Cheap as Chips, Ep. 8: Stuck in the Middle with Blue

daxos of meletis art

Win with weenies has been my main mantra. This is partially because the weenie approach works on a budget, and partially because I simply may not have the patience required to play a strict control approach.

This week features two decks because I flip-flopped repeatedly when I tried to build an “Azorius Control Deck.” I pictured myself brewing a sweet pile of frustration based around bouncing [c]Stonehorn Dignitary[/c] to halt your opponent’s attack whilst using [c]Render Silent[/c] to ruin their entire turn. Rage quits baby!

Alas, it just didn’t work. I tweaked and twiddled until I had a bunch of heroic soldiers … and not much else. No bouncing rhinos. Protection spells instead of counters – in other words, not a control deck. Not even close.

So this is the first deck – Daxos Azorius Weenies:

[d title=”Daxos Weenies (Modern)”]

Land

1 Halimar Depths

2 Evolving Wilds

7 Island

10 Plains

4 Glacial Fortress

Creatures

4 Favored Hoplite

4 Battlewise Hoplite

2 Phalanx Leader

4 Preeminent Captain

4 Daxos of Meletis

2 Lavinia of the Tenth

2 Captain of the Watch

Spells

4 Feat of Resistance

2 Ordeal of Thassa

4 Gods Willing

2 Curiosity

2 Apostle’s Blessing

Sideboard

3 Celestial Flare

2 Detention Sphere

2 Relic of Progenitus

2 Render Silent

2 Oppressive Rays

3 Echoing Truth

1 Echoing Calm

[/d]

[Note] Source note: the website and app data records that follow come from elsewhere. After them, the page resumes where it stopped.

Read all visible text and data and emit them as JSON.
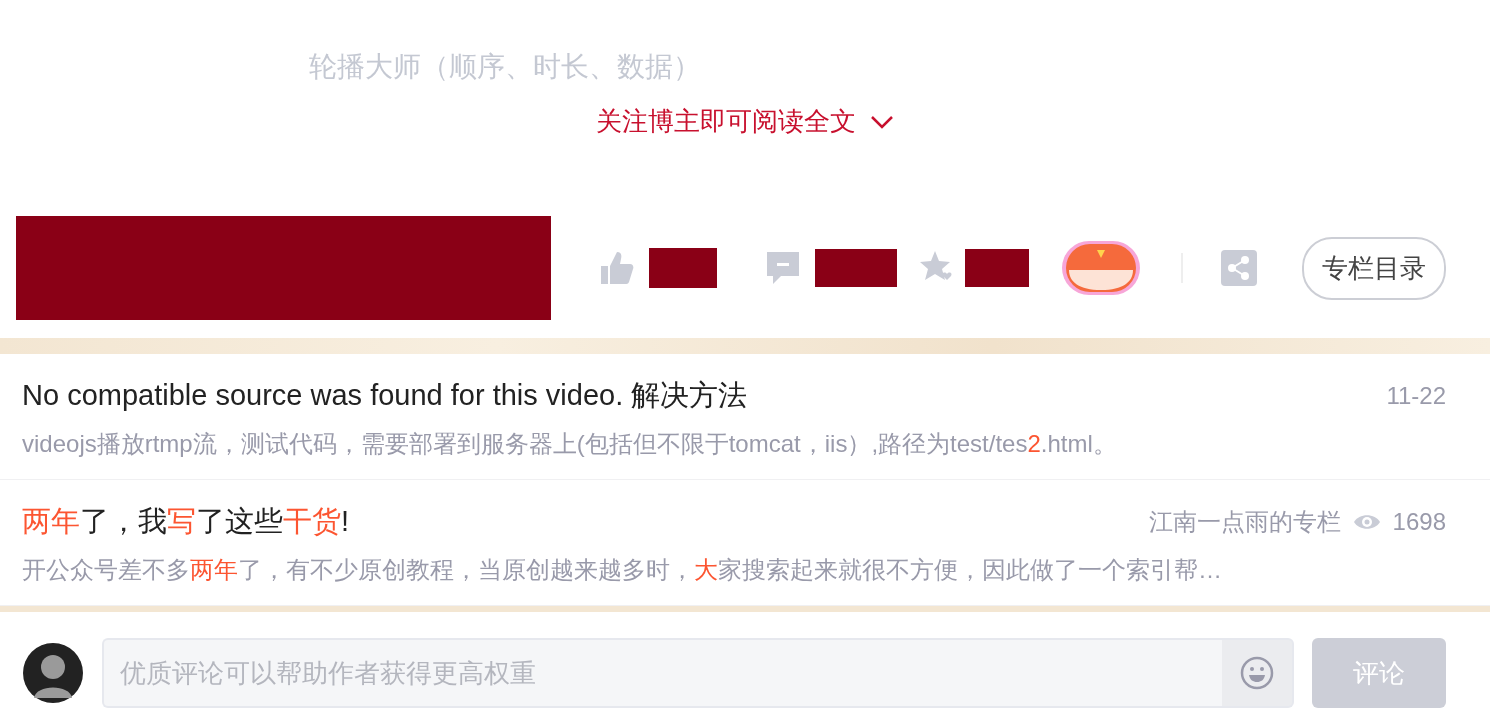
{
  "faded_title": "轮播大师（顺序、时长、数据）",
  "read_more": {
    "label": "关注博主即可阅读全文"
  },
  "toolbar": {
    "column_button": "专栏目录"
  },
  "recommendations": [
    {
      "kind": "plain",
      "title": [
        {
          "text": "No compatible source was found for this video. 解决方法",
          "highlight": false
        }
      ],
      "date": "11-22",
      "summary": [
        {
          "text": "videojs播放rtmp流，测试代码，需要部署到服务器上(包括但不限于tomcat，iis）,路径为test/tes",
          "highlight": false
        },
        {
          "text": "2",
          "highlight": true
        },
        {
          "text": ".html。",
          "highlight": false
        }
      ]
    },
    {
      "kind": "column",
      "title": [
        {
          "text": "两年",
          "highlight": true
        },
        {
          "text": "了，我",
          "highlight": false
        },
        {
          "text": "写",
          "highlight": true
        },
        {
          "text": "了这些",
          "highlight": false
        },
        {
          "text": "干货",
          "highlight": true
        },
        {
          "text": "!",
          "highlight": false
        }
      ],
      "source": "江南一点雨的专栏",
      "views": "1698",
      "summary": [
        {
          "text": "开公众号差不多",
          "highlight": false
        },
        {
          "text": "两年",
          "highlight": true
        },
        {
          "text": "了，有不少原创教程，当原创越来越多时，",
          "highlight": false
        },
        {
          "text": "大",
          "highlight": true
        },
        {
          "text": "家搜索起来就很不方便，因此做了一个索引帮…",
          "highlight": false
        }
      ]
    }
  ],
  "comment": {
    "placeholder": "优质评论可以帮助作者获得更高权重",
    "submit": "评论",
    "disabled": true
  }
}
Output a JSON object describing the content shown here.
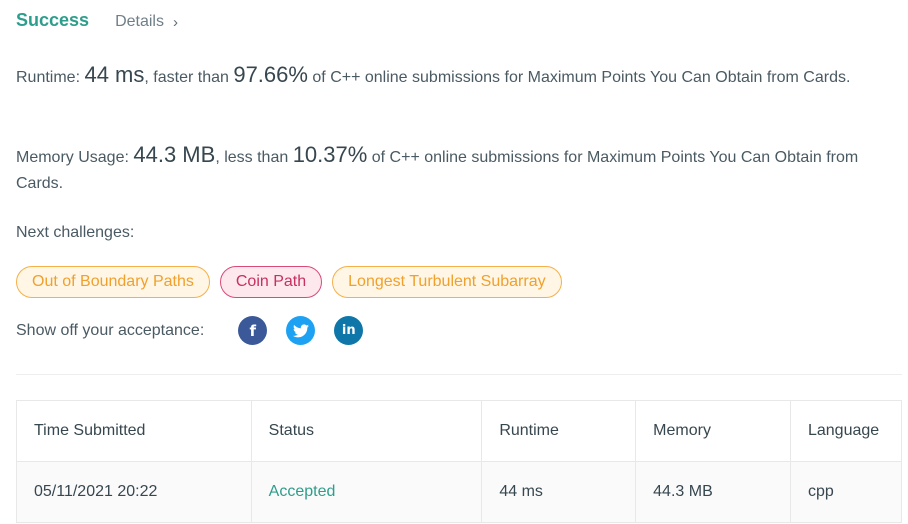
{
  "header": {
    "title": "Success",
    "details_label": "Details",
    "details_chevron": "›"
  },
  "runtime": {
    "label": "Runtime: ",
    "value": "44 ms",
    "mid": ", faster than ",
    "percent": "97.66%",
    "suffix": " of C++ online submissions for Maximum Points You Can Obtain from Cards."
  },
  "memory": {
    "label": "Memory Usage: ",
    "value": "44.3 MB",
    "mid": ", less than ",
    "percent": "10.37%",
    "suffix": " of C++ online submissions for Maximum Points You Can Obtain from Cards."
  },
  "next_challenges": {
    "label": "Next challenges:",
    "items": [
      "Out of Boundary Paths",
      "Coin Path",
      "Longest Turbulent Subarray"
    ]
  },
  "share": {
    "label": "Show off your acceptance:",
    "icons": [
      {
        "name": "facebook-icon",
        "glyph": "f"
      },
      {
        "name": "twitter-icon",
        "glyph": "t"
      },
      {
        "name": "linkedin-icon",
        "glyph": "in"
      }
    ]
  },
  "table": {
    "headers": [
      "Time Submitted",
      "Status",
      "Runtime",
      "Memory",
      "Language"
    ],
    "rows": [
      [
        "05/11/2021 20:22",
        "Accepted",
        "44 ms",
        "44.3 MB",
        "cpp"
      ]
    ]
  },
  "colors": {
    "success": "#2e9e8c",
    "chip_orange": "#f0a02c",
    "chip_pink": "#c7305f",
    "facebook": "#3b5998",
    "twitter": "#1da1f2",
    "linkedin": "#0e76a8"
  }
}
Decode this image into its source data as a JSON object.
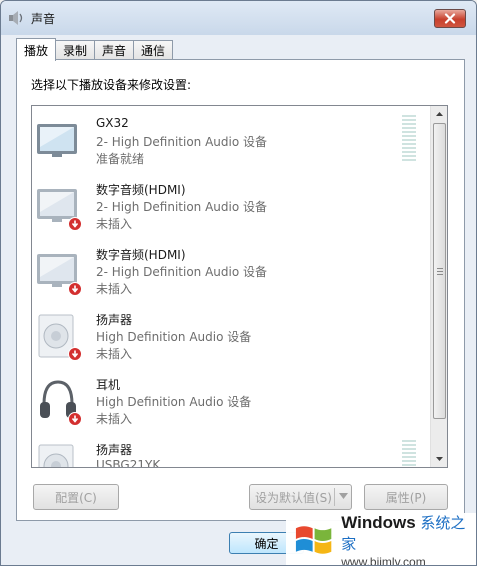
{
  "window": {
    "title": "声音"
  },
  "tabs": [
    {
      "label": "播放"
    },
    {
      "label": "录制"
    },
    {
      "label": "声音"
    },
    {
      "label": "通信"
    }
  ],
  "instruction": "选择以下播放设备来修改设置:",
  "devices": [
    {
      "name": "GX32",
      "description": "2- High Definition Audio 设备",
      "status": "准备就绪",
      "icon": "monitor-icon",
      "disconnected": false,
      "level_meter": true
    },
    {
      "name": "数字音频(HDMI)",
      "description": "2- High Definition Audio 设备",
      "status": "未插入",
      "icon": "monitor-icon",
      "disconnected": true,
      "level_meter": false
    },
    {
      "name": "数字音频(HDMI)",
      "description": "2- High Definition Audio 设备",
      "status": "未插入",
      "icon": "monitor-icon",
      "disconnected": true,
      "level_meter": false
    },
    {
      "name": "扬声器",
      "description": "High Definition Audio 设备",
      "status": "未插入",
      "icon": "speaker-icon",
      "disconnected": true,
      "level_meter": false
    },
    {
      "name": "耳机",
      "description": "High Definition Audio 设备",
      "status": "未插入",
      "icon": "headphones-icon",
      "disconnected": true,
      "level_meter": false
    },
    {
      "name": "扬声器",
      "description": "USBG21YK",
      "status": "",
      "icon": "speaker-icon",
      "disconnected": false,
      "level_meter": true
    }
  ],
  "buttons": {
    "configure": "配置(C)",
    "set_default": "设为默认值(S)",
    "properties": "属性(P)",
    "ok": "确定"
  },
  "watermark": {
    "brand": "Windows",
    "brand_suffix": "系统之家",
    "url": "www.bjjmlv.com"
  },
  "colors": {
    "close_red": "#c7402d",
    "disconnect_red": "#d32f2f",
    "watermark_blue": "#1d6fc4"
  }
}
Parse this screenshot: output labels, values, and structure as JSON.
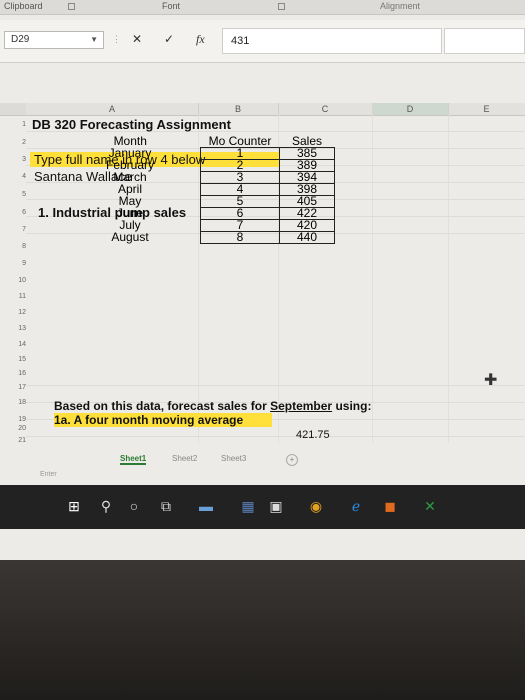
{
  "ribbon": {
    "groups": [
      "Clipboard",
      "Font",
      "Alignment"
    ]
  },
  "formula_bar": {
    "name_box": "D29",
    "cancel_glyph": "✕",
    "enter_glyph": "✓",
    "fx_glyph": "fx",
    "value": "431"
  },
  "columns": [
    "A",
    "B",
    "C",
    "D",
    "E"
  ],
  "rows": [
    "1",
    "2",
    "3",
    "4",
    "5",
    "6",
    "7",
    "8",
    "9",
    "10",
    "11",
    "12",
    "13",
    "14",
    "15",
    "16",
    "17",
    "18",
    "19",
    "20",
    "21"
  ],
  "sheet": {
    "title": "DB 320 Forecasting Assignment",
    "instruction": "Type full name in row 4 below",
    "name": "Santana Wallace",
    "section": "1. Industrial pump sales",
    "table_headers": {
      "month": "Month",
      "counter": "Mo Counter",
      "sales": "Sales"
    },
    "table_rows": [
      {
        "month": "January",
        "counter": "1",
        "sales": "385"
      },
      {
        "month": "February",
        "counter": "2",
        "sales": "389"
      },
      {
        "month": "March",
        "counter": "3",
        "sales": "394"
      },
      {
        "month": "April",
        "counter": "4",
        "sales": "398"
      },
      {
        "month": "May",
        "counter": "5",
        "sales": "405"
      },
      {
        "month": "June",
        "counter": "6",
        "sales": "422"
      },
      {
        "month": "July",
        "counter": "7",
        "sales": "420"
      },
      {
        "month": "August",
        "counter": "8",
        "sales": "440"
      }
    ],
    "question_prefix": "Based on this data, forecast sales for ",
    "question_month": "September",
    "question_suffix": " using:",
    "subq": "1a. A four month moving average",
    "answer": "421.75"
  },
  "tabs": [
    "Sheet1",
    "Sheet2",
    "Sheet3"
  ],
  "add_sheet_glyph": "+",
  "status": "Enter",
  "colors": {
    "highlight": "#ffe03a",
    "active_tab": "#2d7b34"
  }
}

I played a few games with the weenie deck – and it was fun enough. The goal is to play a [c]Preeminent Captain[/c] on turn 3 or 4 and then attack with it, launching either a [c]Daxos of Meletis[/c], [c]Lavinia of the Tenth[/c], or [c]Captain of the Watch[/c] straight from your hand onto the battlefield. This is plenty powerful when it happens, but like all weenie approaches, the right removal card at the wrong time leaves you vulnerable to any tier 1 mid-range deck or anything with a strong turn 4 or 5 combo.

So I went back to the drawing-board with the goal of making a budget mid-range deck that could keep the board free of pests until the [c]Preeminent Captain[/c] move could take hold (but later in the game, say turn 6 or 7).

So this is the second deck – Daxos Azorius Midrange:

[d title=”Daxos Midrange (Modern)”]

Land

1 Halimar Depths

2 Evolving Wilds

7 Island

10 Plains

4 Glacial Fortress

Creatures

4 Preeminent Captain

4 Daxos of Meletis

2 Captain of the Watch

2 Lavinia of the Tenth

Spells

2 Detention Sphere

2 Render Silent

2 Echoing Truth

3 Celestial Flare

2 Ætherize

4 Delay

3 Reciprocate

2 Curse of the Swine

1 Foresee

2 Singing Bell Strike

1 Oppressive Rays

Sideboard

2 Relic of Progenitus

2 Echoing Calm

2 Mana Leak

3 Dispel

2 Aegis of the Gods

2 Foresee

2 Hindering Light

[/d]

This deck features a slew of removal options lead by [c]Reciprocate[/c], [c]Curse of the Swine[/c], and my personal favorite, [c]Aetherize[/c]. There are also a smattering of counters led by [c]Delay[/c] as an alternative to [c]Mana Leak[/c] (which too often with a slow approach has opponents holding the three open mana). The creature curve starts at three mana, where [c]Preeminent Captain[/c] still leads the charge into a Daxos, Lavinia, or Captain.

Which deck is stronger in the current meta?

I played a half-dozen games with each and ran across everything from infect to elves to a fan of 19th-century German philosophy and a guy playing 2/2 bears. I did better with the weenie deck but only, I think, because I made more mistakes and rushed my games with the midrange approach. (I didn’t upload the infect video, but it was a satisfying 2-1 win for the midrange deck.)

Check out the gameplay videos and let me know your thoughts on which deck is stronger!